* _Problem requirements_
In how many lines of the data does the word "handle" appear? Give the number by itself.

Website and app data records:
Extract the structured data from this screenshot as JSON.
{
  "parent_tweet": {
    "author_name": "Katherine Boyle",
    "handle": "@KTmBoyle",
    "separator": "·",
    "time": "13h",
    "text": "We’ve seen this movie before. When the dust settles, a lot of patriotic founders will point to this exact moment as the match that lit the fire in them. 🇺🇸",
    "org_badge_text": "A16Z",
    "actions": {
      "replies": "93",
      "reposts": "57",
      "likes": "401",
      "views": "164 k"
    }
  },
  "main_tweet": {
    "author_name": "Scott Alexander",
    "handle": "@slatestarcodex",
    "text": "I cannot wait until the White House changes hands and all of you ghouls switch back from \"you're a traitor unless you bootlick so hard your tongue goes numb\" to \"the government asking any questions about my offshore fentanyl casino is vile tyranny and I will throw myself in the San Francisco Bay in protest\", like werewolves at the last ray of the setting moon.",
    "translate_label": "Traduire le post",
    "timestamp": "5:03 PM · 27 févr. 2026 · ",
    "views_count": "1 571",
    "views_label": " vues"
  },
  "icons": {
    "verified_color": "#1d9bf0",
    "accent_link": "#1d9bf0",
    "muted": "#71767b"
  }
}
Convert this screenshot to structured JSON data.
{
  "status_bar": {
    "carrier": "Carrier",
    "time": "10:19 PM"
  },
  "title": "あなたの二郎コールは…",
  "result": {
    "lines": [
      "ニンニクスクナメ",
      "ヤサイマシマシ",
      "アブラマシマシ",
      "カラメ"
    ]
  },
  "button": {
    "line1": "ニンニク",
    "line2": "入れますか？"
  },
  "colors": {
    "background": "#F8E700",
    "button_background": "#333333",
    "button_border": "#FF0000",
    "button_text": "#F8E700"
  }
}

* _Output for this exercise_
2